So here is the deal, my chickadees: you’re not pure, I’m not pure. None of us are outside of kyriarchy, none.
All that fucked up shit that’s been flung at you? That’s inside of you too, just waiting to come out, just waiting for you to reach out to grab it when you feel righteously angry enough. Because our culture teaches us to hate each other, and it gives us fucked-up tools to do so so effectively.
And sometimes, as with those radfems who are transphobic, you don’t even realise that you ARE using the same tools. Because you feel so, so right, so so justified.
And you are not alone; the history of human evil is not really of evil, but horrific and dehumanising things done in the name of good.
And we have this idea of complete innocence, ontological identity innocence, which is why we play this Oppression Olympics game so hard, jostling for the right *to* be righteously angry, to gain the only bit of power we can in a world which often robs of self-determination and the ability to thrive.
Almost every one has the power to hurt someone, in some fashion, whether it be by words, violence or pulling what societal levers you *can* access. There’s always someone to kick across, or down.
And so few of us are really willing to look in the mirror and say, yes I have that potential–let alone yes, I have done that or am doing that. True culpability is a hard thing, because it demands responsibility to one another. Even – especially! – those strange people who you don’t like or understand very much, who feel like they threaten your world, just by existing.
So yes. It’s liberating for marginalised people who’ve had to suppress their anger (cis and trans women alike), being righteous and angry. It is. Sometimes you have to scream out your anger, because if you can’t change a situation at least you can get your voice out.

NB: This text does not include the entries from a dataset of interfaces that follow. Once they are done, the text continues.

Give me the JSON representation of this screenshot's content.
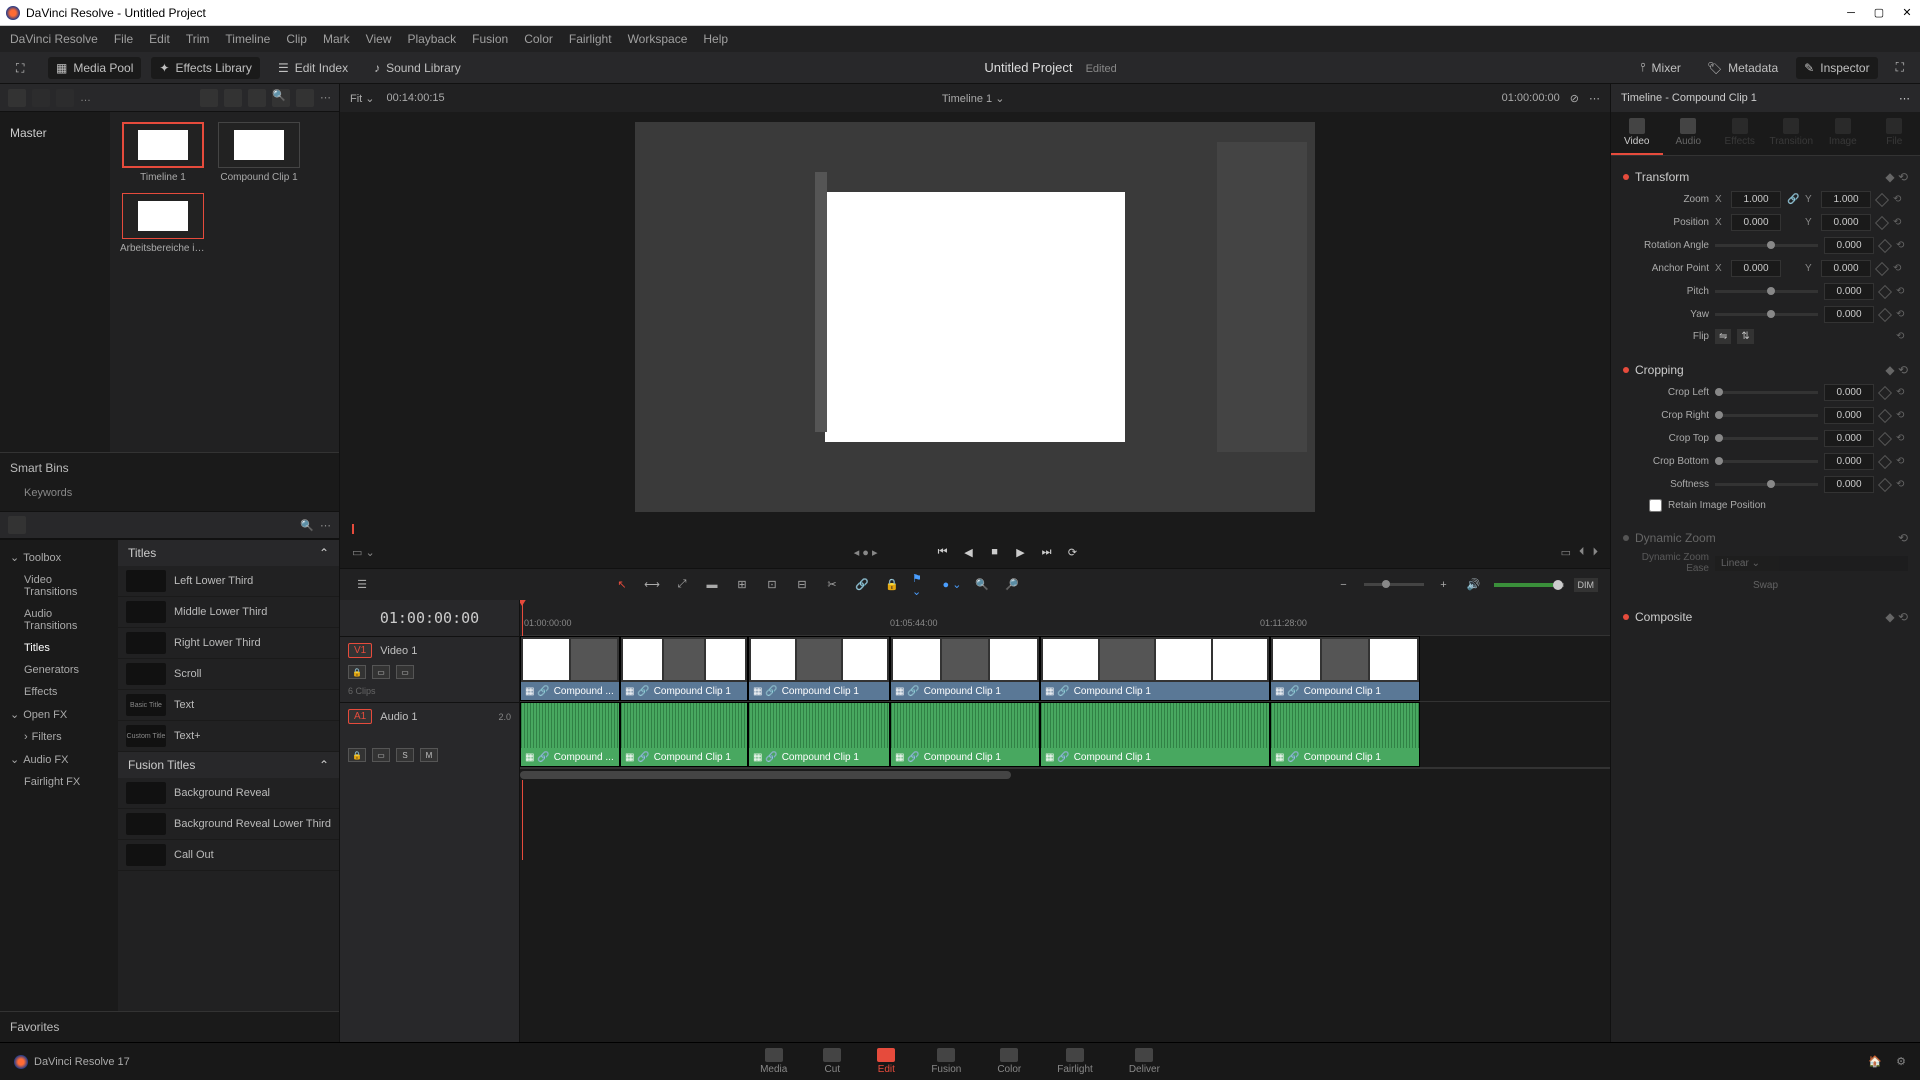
{
  "window": {
    "title": "DaVinci Resolve - Untitled Project"
  },
  "menu": [
    "DaVinci Resolve",
    "File",
    "Edit",
    "Trim",
    "Timeline",
    "Clip",
    "Mark",
    "View",
    "Playback",
    "Fusion",
    "Color",
    "Fairlight",
    "Workspace",
    "Help"
  ],
  "topbar": {
    "media_pool": "Media Pool",
    "effects_library": "Effects Library",
    "edit_index": "Edit Index",
    "sound_library": "Sound Library",
    "mixer": "Mixer",
    "metadata": "Metadata",
    "inspector": "Inspector",
    "project_title": "Untitled Project",
    "project_status": "Edited"
  },
  "media": {
    "master": "Master",
    "smart_bins": "Smart Bins",
    "keywords": "Keywords",
    "clips": [
      {
        "name": "Timeline 1",
        "selected": true
      },
      {
        "name": "Compound Clip 1",
        "selected": false
      },
      {
        "name": "Arbeitsbereiche in...",
        "selected": false
      }
    ]
  },
  "fx": {
    "toolbox": "Toolbox",
    "video_transitions": "Video Transitions",
    "audio_transitions": "Audio Transitions",
    "titles": "Titles",
    "generators": "Generators",
    "effects": "Effects",
    "open_fx": "Open FX",
    "filters": "Filters",
    "audio_fx": "Audio FX",
    "fairlight_fx": "Fairlight FX",
    "favorites": "Favorites",
    "section_titles": "Titles",
    "section_fusion": "Fusion Titles",
    "titles_list": [
      "Left Lower Third",
      "Middle Lower Third",
      "Right Lower Third",
      "Scroll",
      "Text",
      "Text+"
    ],
    "fusion_list": [
      "Background Reveal",
      "Background Reveal Lower Third",
      "Call Out"
    ]
  },
  "viewer": {
    "fit": "Fit",
    "dur": "00:14:00:15",
    "name": "Timeline 1",
    "tc": "01:00:00:00"
  },
  "timeline": {
    "timecode": "01:00:00:00",
    "video_track": "Video 1",
    "audio_track": "Audio 1",
    "v_badge": "V1",
    "a_badge": "A1",
    "clip_count": "6 Clips",
    "audio_ch": "2.0",
    "ruler": [
      "01:00:00:00",
      "01:05:44:00",
      "01:11:28:00"
    ],
    "clip_label": "Compound ...",
    "clip_label_full": "Compound Clip 1",
    "dim": "DIM"
  },
  "inspector": {
    "hdr": "Timeline - Compound Clip 1",
    "tabs": [
      "Video",
      "Audio",
      "Effects",
      "Transition",
      "Image",
      "File"
    ],
    "transform": "Transform",
    "cropping": "Cropping",
    "dynamic_zoom": "Dynamic Zoom",
    "composite": "Composite",
    "zoom": "Zoom",
    "position": "Position",
    "rotation": "Rotation Angle",
    "anchor": "Anchor Point",
    "pitch": "Pitch",
    "yaw": "Yaw",
    "flip": "Flip",
    "crop_left": "Crop Left",
    "crop_right": "Crop Right",
    "crop_top": "Crop Top",
    "crop_bottom": "Crop Bottom",
    "softness": "Softness",
    "retain": "Retain Image Position",
    "dz_ease": "Dynamic Zoom Ease",
    "linear": "Linear",
    "swap": "Swap",
    "val_1": "1.000",
    "val_0": "0.000"
  },
  "pages": [
    "Media",
    "Cut",
    "Edit",
    "Fusion",
    "Color",
    "Fairlight",
    "Deliver"
  ],
  "footer": {
    "app": "DaVinci Resolve 17"
  }
}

But if you think that is *all* that I have had to say, here and elsewhere, then you are not really listening, anyway.
I hope that one day you will, though.
My friend, Emily Manuel, wrote an amazing poem about being a trans woman in the world, which she published at Tiger Beatdown. It discusses violence against her, emotional and physical distress/abuse against her, and how painful it is when people one would expect to be inclusive - namely, feminists - turn away or, worse, are actively transphobic.
The comments on the poem range from amazing to disgusting radfem transphobia.
If you want to fight for full reproductive rights, if you are truly interested in REPRODUCTIVE JUSTICE and BODILY AUTONOMY, you cannot be transphobic. You cannot actively exclude trans* people from the movement. You cannot deny their lived experiences, question their authenticity, or see them as less than.
As another of my Tiger Beatdown friends, Flavia Dzodan, has written: My feminism will be intersectional or it will be bullshit.
What Emmy writes in this quote is SO important. It’s not about perfection or always doing the right thing (there is no way that you will always do the right thing - ever). We are ALL mired in the shit of kyriachy, patriarchy, heteronormativity, cis-normativity, racism, sexism, etc. It’s about trying to fight against our inclinations. It’s about what you do when you realize that you have fucked up, that you have participated in the kyriarchy you are trying to take down.
As the comments on Emmy’s poem show and as Emmy makes clear in this comment:
BEING INCLUSIVE, THAT is what is TRULY RADICAL.